In response, the plaintiffs produced thousands of pages of largely irrelevant evidence showing merely that “google” is sometimes used as a verb. The sliver of potentially relevant evidence purporting to show that the public uses the verb “google” to refer to searching the Internet with any search engine (as opposed to Google’s search engine in particular) is too insubstantial to save the plaintiffs’ case. For example, the plaintiffs point to their Thermos survey, in which respondents were asked what word or phrase they would use to ask a friend to search for something on the Internet. Most respondents answered either “google,” “google it,” “google something,” “google this,” “google search,” or “bring up google.” However, those answers share the same problem that the court identifies with almost all of the plaintiffs’ evidence, such as the rapper T-Pain’s lyric telling his listeners to “google my name.” That is, without more context, we simply can’t tell whether the survey respondents were referring to searching the Internet with Google’s search engine or with any search engine generally.

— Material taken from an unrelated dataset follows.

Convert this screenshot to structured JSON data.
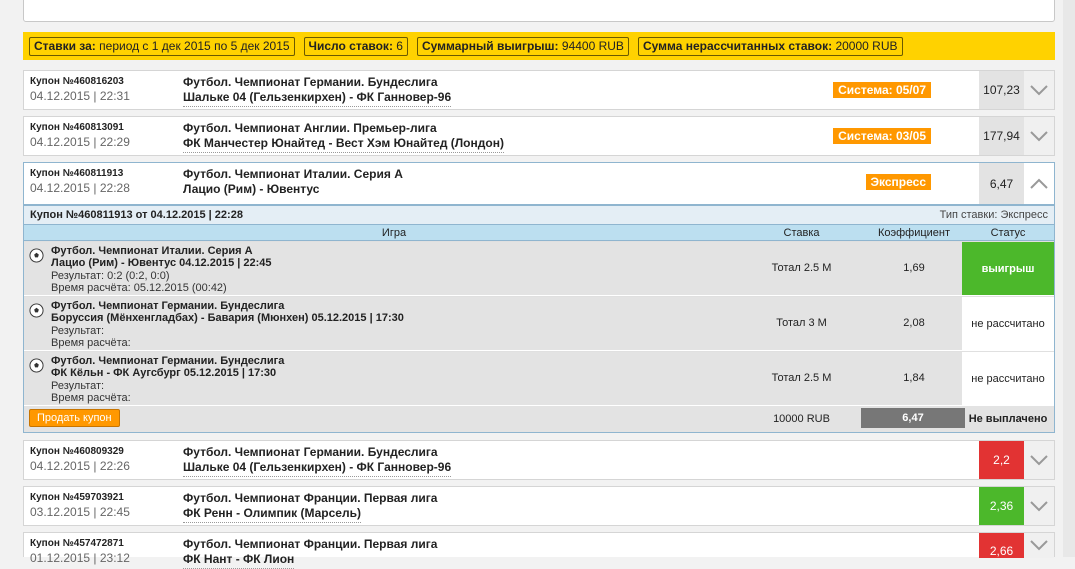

At most, with respect to evidence that the public employs the verb “google” without regard to the search engine used, the plaintiffs have mustered secondary definitions from a
ELLIOTT V. GOOGLE 23
few dictionaries and expert testimony from their linguists. Whatever this evidence might suggest about the use of “google” as a verb, no rational jury could rely on it to find, on this record, that the word has become the generic name for Internet search engines. As already mentioned, these dictionaries’ primary definitions of the word uniformly refer to Google’s own search engine. And the expert linguists conceded in their depositions that, despite their opinion that “google” is used in verb form without regard to a specific search engine, the term has not become a generic name for search engines.
There may never be a case that turns on evidence that a trademark is commonly used as a verb to refer to use of a type of good or service, as opposed to use of the particular product for which the trademark is registered. But if such a case were to arise, it’s not obvious to me that a jury should be foreclosed from relying on the way the public uses the word as a verb to decide whether the public also thinks of the mark as the generic name for the type of good or service. The way we use words as verbs is often related to how we use those words as adjectives or nouns, such that evidence of indiscriminate verb use could potentially be relevant in deciding whether a trademark has become the generic name for a type of good or service. To the extent the court’s opinion can be read to foreclose the consideration of such evidence as a matter of law, I decline to join it.